DIRECTIONS FOR THIS TASK — The answer is every line of the records that holds the word "PubMed", copied in full.

Stored items
↓↓↓

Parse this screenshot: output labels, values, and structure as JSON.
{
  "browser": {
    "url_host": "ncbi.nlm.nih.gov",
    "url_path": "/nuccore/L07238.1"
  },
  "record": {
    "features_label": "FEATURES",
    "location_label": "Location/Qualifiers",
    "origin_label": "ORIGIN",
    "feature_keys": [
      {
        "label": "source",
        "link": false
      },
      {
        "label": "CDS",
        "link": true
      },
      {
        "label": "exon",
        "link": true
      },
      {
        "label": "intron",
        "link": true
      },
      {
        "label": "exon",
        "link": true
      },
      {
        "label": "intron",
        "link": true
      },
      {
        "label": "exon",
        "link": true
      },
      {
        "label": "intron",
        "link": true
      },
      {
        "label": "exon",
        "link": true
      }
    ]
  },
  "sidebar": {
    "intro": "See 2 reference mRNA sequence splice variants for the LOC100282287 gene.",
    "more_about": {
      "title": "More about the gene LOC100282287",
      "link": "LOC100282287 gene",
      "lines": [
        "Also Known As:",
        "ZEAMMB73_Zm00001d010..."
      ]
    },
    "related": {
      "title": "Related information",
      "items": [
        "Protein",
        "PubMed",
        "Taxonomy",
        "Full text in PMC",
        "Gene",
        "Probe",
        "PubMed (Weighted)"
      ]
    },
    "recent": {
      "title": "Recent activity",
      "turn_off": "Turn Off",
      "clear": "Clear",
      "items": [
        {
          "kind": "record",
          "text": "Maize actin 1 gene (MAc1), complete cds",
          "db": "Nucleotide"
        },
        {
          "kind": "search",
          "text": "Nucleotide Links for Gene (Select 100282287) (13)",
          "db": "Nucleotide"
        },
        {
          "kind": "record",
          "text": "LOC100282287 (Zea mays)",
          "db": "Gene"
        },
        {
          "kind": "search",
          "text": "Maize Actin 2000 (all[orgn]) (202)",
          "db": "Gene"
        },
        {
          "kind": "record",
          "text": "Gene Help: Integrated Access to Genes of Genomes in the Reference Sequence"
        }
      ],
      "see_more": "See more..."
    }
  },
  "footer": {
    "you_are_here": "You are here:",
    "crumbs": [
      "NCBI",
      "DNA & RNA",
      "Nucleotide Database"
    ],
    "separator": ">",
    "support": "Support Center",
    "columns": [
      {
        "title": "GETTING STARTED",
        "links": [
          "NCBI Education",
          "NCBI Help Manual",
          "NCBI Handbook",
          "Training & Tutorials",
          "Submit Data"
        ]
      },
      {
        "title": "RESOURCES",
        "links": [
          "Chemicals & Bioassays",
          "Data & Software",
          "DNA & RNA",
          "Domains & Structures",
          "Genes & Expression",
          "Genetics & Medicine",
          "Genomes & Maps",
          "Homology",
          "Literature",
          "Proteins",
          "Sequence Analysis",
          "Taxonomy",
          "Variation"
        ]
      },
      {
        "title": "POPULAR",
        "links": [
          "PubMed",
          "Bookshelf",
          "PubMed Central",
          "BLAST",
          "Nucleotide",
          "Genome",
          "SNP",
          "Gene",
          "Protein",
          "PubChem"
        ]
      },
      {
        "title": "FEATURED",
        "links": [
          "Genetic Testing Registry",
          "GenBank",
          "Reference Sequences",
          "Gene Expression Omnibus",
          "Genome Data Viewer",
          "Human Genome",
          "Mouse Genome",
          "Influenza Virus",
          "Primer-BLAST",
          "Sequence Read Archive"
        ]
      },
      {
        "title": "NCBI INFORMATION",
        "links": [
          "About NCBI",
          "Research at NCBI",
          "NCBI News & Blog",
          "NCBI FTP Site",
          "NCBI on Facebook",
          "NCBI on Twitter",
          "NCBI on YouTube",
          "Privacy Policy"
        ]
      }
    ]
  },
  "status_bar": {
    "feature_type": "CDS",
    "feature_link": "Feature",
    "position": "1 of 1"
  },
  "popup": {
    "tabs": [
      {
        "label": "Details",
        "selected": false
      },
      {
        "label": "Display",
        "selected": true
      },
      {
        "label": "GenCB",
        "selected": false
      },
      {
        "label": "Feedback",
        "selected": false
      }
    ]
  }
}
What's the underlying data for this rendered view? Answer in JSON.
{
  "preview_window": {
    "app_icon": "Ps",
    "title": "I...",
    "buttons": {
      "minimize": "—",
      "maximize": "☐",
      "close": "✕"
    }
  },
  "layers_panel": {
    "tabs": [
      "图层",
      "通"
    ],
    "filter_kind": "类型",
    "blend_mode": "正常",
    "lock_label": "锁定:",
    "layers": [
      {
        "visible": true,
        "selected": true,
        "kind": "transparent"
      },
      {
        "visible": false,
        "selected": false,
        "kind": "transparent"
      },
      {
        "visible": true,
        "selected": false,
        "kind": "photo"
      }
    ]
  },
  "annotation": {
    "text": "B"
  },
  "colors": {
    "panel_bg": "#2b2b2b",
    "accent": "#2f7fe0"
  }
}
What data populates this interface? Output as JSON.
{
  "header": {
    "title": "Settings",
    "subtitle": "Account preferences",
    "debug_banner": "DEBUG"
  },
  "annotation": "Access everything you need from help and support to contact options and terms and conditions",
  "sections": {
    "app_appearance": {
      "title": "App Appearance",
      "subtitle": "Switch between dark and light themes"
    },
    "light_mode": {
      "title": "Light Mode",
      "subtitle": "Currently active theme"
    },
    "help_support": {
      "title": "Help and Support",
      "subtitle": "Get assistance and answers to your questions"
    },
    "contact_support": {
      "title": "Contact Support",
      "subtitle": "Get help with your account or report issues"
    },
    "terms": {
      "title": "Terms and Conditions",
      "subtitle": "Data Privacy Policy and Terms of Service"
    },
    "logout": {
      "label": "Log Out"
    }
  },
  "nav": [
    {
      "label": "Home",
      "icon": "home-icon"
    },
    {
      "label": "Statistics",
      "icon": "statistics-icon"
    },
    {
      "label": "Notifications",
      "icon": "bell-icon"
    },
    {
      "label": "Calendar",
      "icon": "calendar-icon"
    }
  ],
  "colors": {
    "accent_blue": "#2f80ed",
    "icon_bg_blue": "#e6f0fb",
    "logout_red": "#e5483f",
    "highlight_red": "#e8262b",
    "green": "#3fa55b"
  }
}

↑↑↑

PROBLEM SOLUTION —
        "PubMed",
        "PubMed (Weighted)"
          "PubMed",
          "PubMed Central",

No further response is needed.